*YOUR ASSIGNMENT*. Determine how many lines of the data below contain "list", then give only that number.

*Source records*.
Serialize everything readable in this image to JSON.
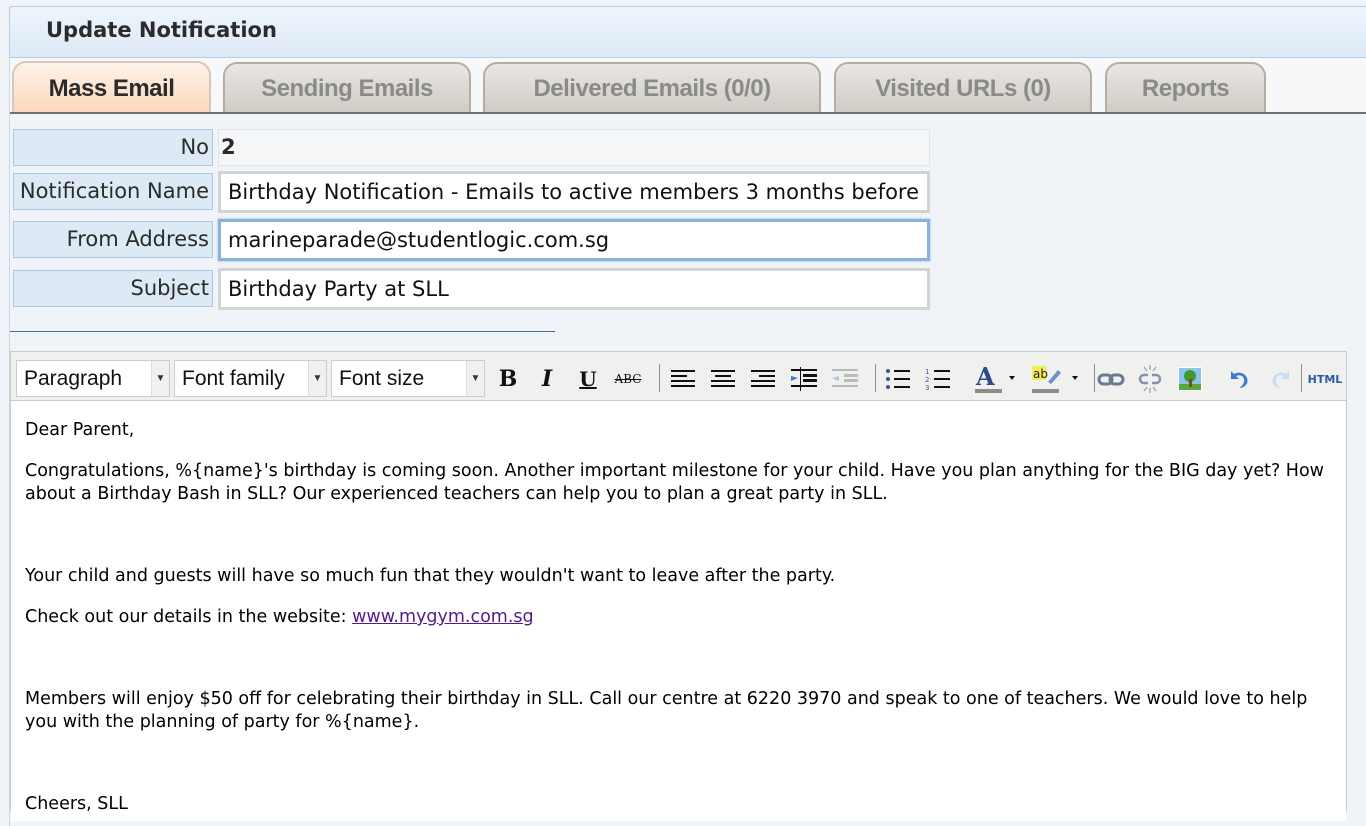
{
  "header": {
    "title": "Update Notification"
  },
  "tabs": [
    {
      "label": "Mass Email",
      "active": true
    },
    {
      "label": "Sending Emails",
      "active": false
    },
    {
      "label": "Delivered Emails (0/0)",
      "active": false
    },
    {
      "label": "Visited URLs (0)",
      "active": false
    },
    {
      "label": "Reports",
      "active": false
    }
  ],
  "form": {
    "no": {
      "label": "No",
      "value": "2"
    },
    "notification_name": {
      "label": "Notification Name",
      "value": "Birthday Notification - Emails to active members 3 months before"
    },
    "from_address": {
      "label": "From Address",
      "value": "marineparade@studentlogic.com.sg"
    },
    "subject": {
      "label": "Subject",
      "value": "Birthday Party at SLL"
    }
  },
  "editor": {
    "toolbar": {
      "format_select": "Paragraph",
      "font_family_select": "Font family",
      "font_size_select": "Font size",
      "buttons": [
        "bold-icon",
        "italic-icon",
        "underline-icon",
        "strikethrough-icon",
        "align-left-icon",
        "align-center-icon",
        "align-right-icon",
        "indent-icon",
        "outdent-icon",
        "bullet-list-icon",
        "numbered-list-icon",
        "text-color-icon",
        "highlight-color-icon",
        "link-icon",
        "unlink-icon",
        "image-icon",
        "undo-icon",
        "redo-icon",
        "html-source-icon"
      ],
      "html_label": "HTML"
    },
    "content": {
      "greeting": "Dear Parent,",
      "para1": "Congratulations, %{name}'s birthday is coming soon. Another important milestone for your child. Have you plan anything for the BIG day yet? How about a Birthday Bash in SLL? Our experienced teachers can help you to plan a great party in SLL.",
      "para2": "Your child and guests will have so much fun that they wouldn't want to leave after the party.",
      "para3_prefix": "Check out our details in the website: ",
      "para3_link": "www.mygym.com.sg",
      "para4": "Members will enjoy $50 off for celebrating their birthday in SLL. Call our centre at 6220 3970 and speak to one of teachers. We would love to help you with the planning of party for %{name}.",
      "signoff": "Cheers, SLL"
    }
  },
  "colors": {
    "header_bg": "#dde9f5",
    "active_tab_bg": "#fad7bb",
    "inactive_tab_bg": "#cfcac4",
    "label_bg": "#dde9f5",
    "focus_border": "#8ab1dc",
    "link": "#551a8b"
  }
}
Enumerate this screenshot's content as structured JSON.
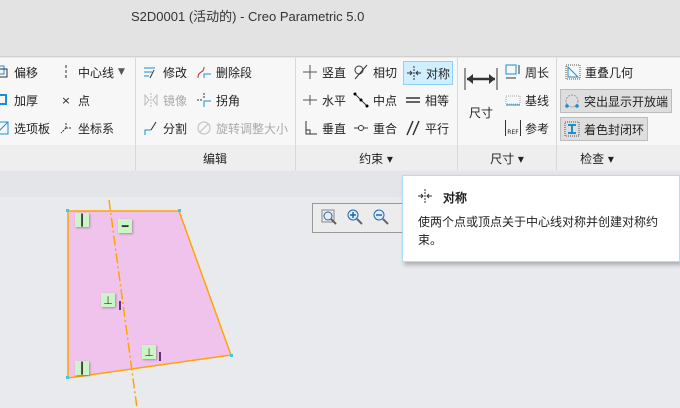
{
  "window": {
    "title": "S2D0001 (活动的) - Creo Parametric 5.0"
  },
  "ribbon": {
    "sketch_group": {
      "items": [
        {
          "label": "偏移",
          "icon": "offset-icon"
        },
        {
          "label": "加厚",
          "icon": "thicken-icon"
        },
        {
          "label": "选项板",
          "icon": "palette-icon"
        },
        {
          "label": "中心线",
          "icon": "centerline-icon"
        },
        {
          "label": "点",
          "icon": "point-icon"
        },
        {
          "label": "坐标系",
          "icon": "coordinate-system-icon"
        }
      ],
      "dropdown": "▼"
    },
    "edit_group": {
      "label": "编辑",
      "items": [
        {
          "label": "修改"
        },
        {
          "label": "删除段"
        },
        {
          "label": "镜像"
        },
        {
          "label": "拐角"
        },
        {
          "label": "分割"
        },
        {
          "label": "旋转调整大小"
        }
      ]
    },
    "constrain_group": {
      "label": "约束 ▾",
      "items": [
        {
          "label": "竖直"
        },
        {
          "label": "相切"
        },
        {
          "label": "对称"
        },
        {
          "label": "水平"
        },
        {
          "label": "中点"
        },
        {
          "label": "相等"
        },
        {
          "label": "垂直"
        },
        {
          "label": "重合"
        },
        {
          "label": "平行"
        }
      ]
    },
    "dimension_group": {
      "label": "尺寸 ▾",
      "big": "尺寸",
      "items": [
        {
          "label": "周长"
        },
        {
          "label": "基线"
        },
        {
          "label": "参考"
        }
      ]
    },
    "inspect_group": {
      "label": "检查 ▾",
      "items": [
        {
          "label": "重叠几何"
        },
        {
          "label": "突出显示开放端"
        },
        {
          "label": "着色封闭环"
        }
      ]
    }
  },
  "tooltip": {
    "title": "对称",
    "body": "使两个点或顶点关于中心线对称并创建对称约束。"
  },
  "colors": {
    "sketch_fill": "#efc3ec",
    "sketch_line": "#ffa500",
    "highlight": "#cfeefe"
  }
}
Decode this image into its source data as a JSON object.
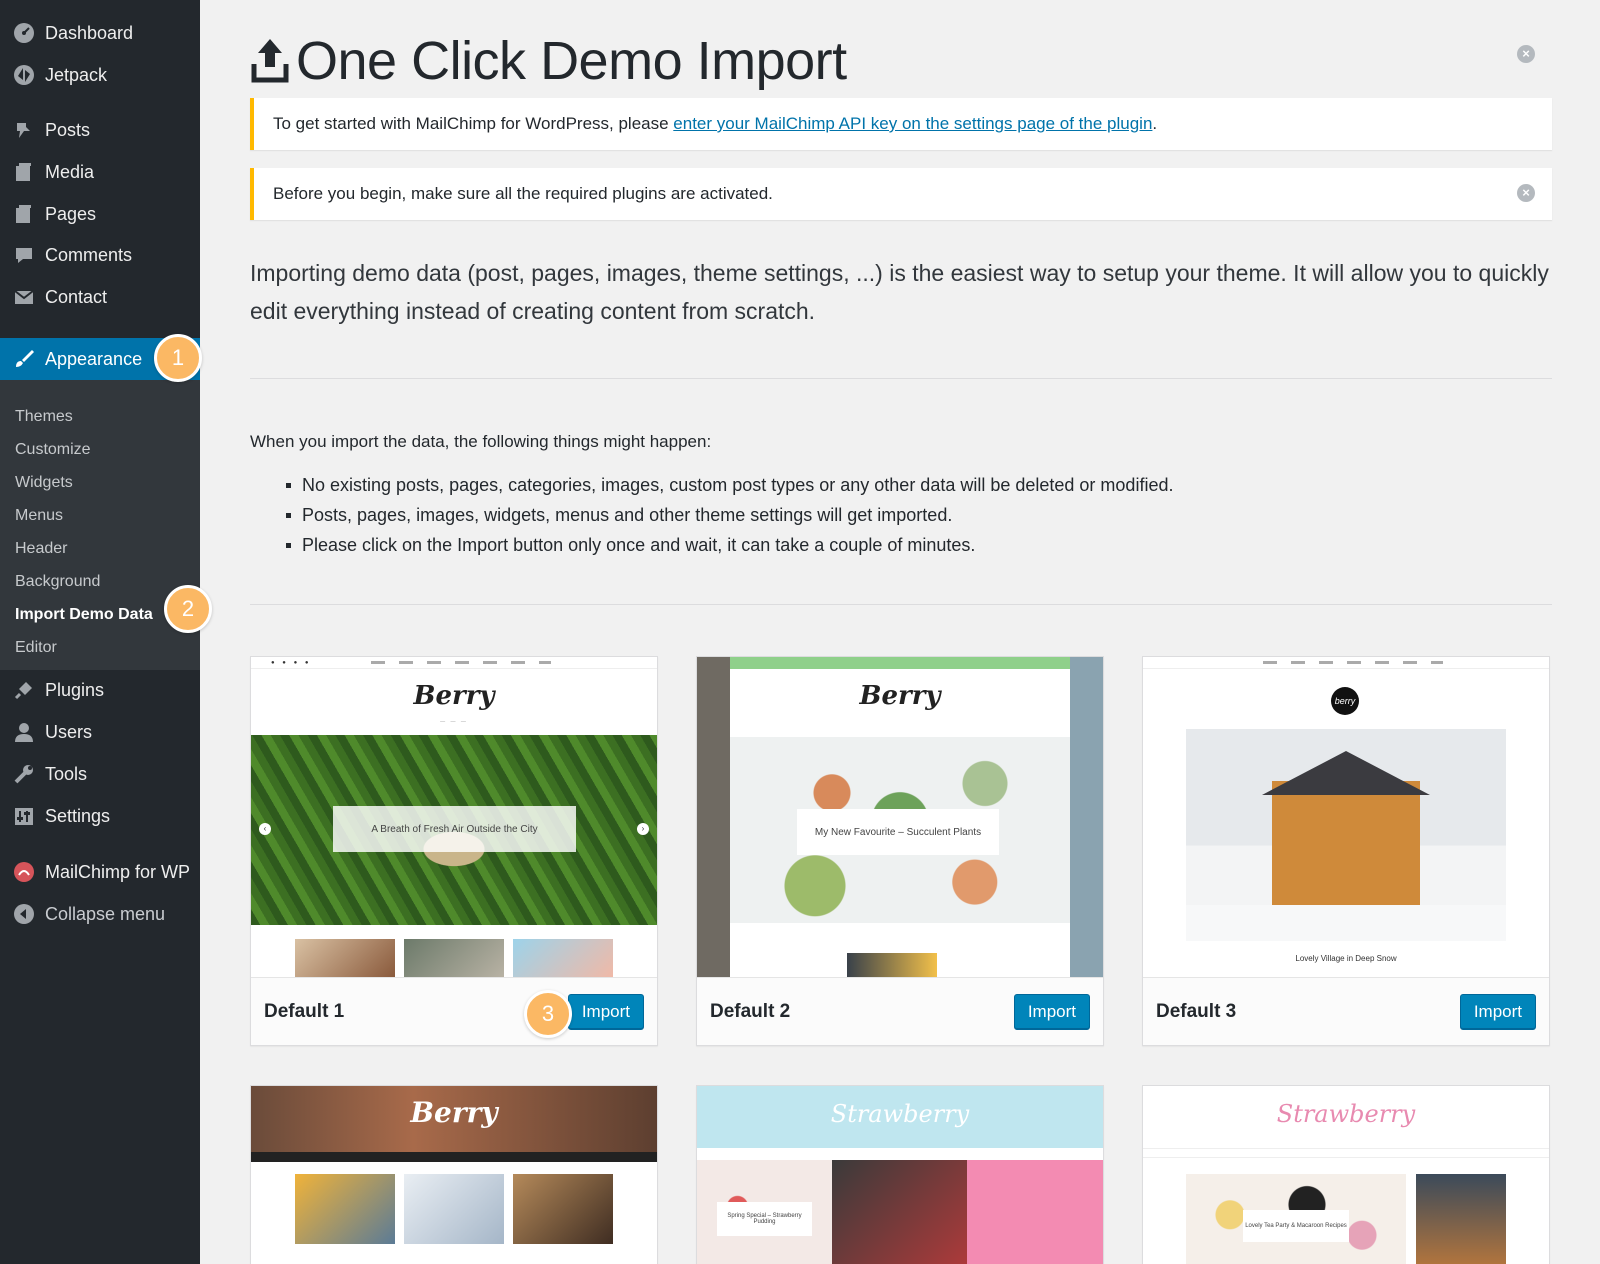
{
  "sidebar": {
    "items": [
      {
        "label": "Dashboard",
        "icon": "dashboard-icon"
      },
      {
        "label": "Jetpack",
        "icon": "jetpack-icon"
      },
      {
        "label": "Posts",
        "icon": "pushpin-icon"
      },
      {
        "label": "Media",
        "icon": "media-icon"
      },
      {
        "label": "Pages",
        "icon": "pages-icon"
      },
      {
        "label": "Comments",
        "icon": "comment-bubble-icon"
      },
      {
        "label": "Contact",
        "icon": "envelope-icon"
      },
      {
        "label": "Appearance",
        "icon": "paintbrush-icon"
      },
      {
        "label": "Plugins",
        "icon": "plug-icon"
      },
      {
        "label": "Users",
        "icon": "user-icon"
      },
      {
        "label": "Tools",
        "icon": "wrench-icon"
      },
      {
        "label": "Settings",
        "icon": "sliders-icon"
      },
      {
        "label": "MailChimp for WP",
        "icon": "mailchimp-icon"
      },
      {
        "label": "Collapse menu",
        "icon": "collapse-arrow-icon"
      }
    ],
    "submenu": [
      "Themes",
      "Customize",
      "Widgets",
      "Menus",
      "Header",
      "Background",
      "Import Demo Data",
      "Editor"
    ],
    "badges": [
      "1",
      "2",
      "3"
    ]
  },
  "header": {
    "title": "One Click Demo Import"
  },
  "notices": {
    "mailchimp_text": "To get started with MailChimp for WordPress, please ",
    "mailchimp_link": "enter your MailChimp API key on the settings page of the plugin",
    "mailchimp_end": ".",
    "plugins_text": "Before you begin, make sure all the required plugins are activated."
  },
  "intro": "Importing demo data (post, pages, images, theme settings, ...) is the easiest way to setup your theme. It will allow you to quickly edit everything instead of creating content from scratch.",
  "warnings": {
    "heading": "When you import the data, the following things might happen:",
    "items": [
      "No existing posts, pages, categories, images, custom post types or any other data will be deleted or modified.",
      "Posts, pages, images, widgets, menus and other theme settings will get imported.",
      "Please click on the Import button only once and wait, it can take a couple of minutes."
    ]
  },
  "demos": [
    {
      "name": "Default 1",
      "button": "Import",
      "logo": "Berry",
      "hero": "A Breath of Fresh Air Outside the City"
    },
    {
      "name": "Default 2",
      "button": "Import",
      "logo": "Berry",
      "hero": "My New Favourite – Succulent Plants"
    },
    {
      "name": "Default 3",
      "button": "Import",
      "logo": "berry",
      "hero": "Lovely Village in Deep Snow"
    },
    {
      "logo": "Berry"
    },
    {
      "logo": "Strawberry",
      "hero": "Spring Special – Strawberry Pudding"
    },
    {
      "logo": "Strawberry",
      "hero": "Lovely Tea Party & Macaroon Recipes"
    }
  ],
  "colors": {
    "accent": "#0073aa",
    "sidebar": "#23282d",
    "warning": "#ffb900",
    "badge": "#fbb864"
  }
}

*RESPONSE BELOW*. 2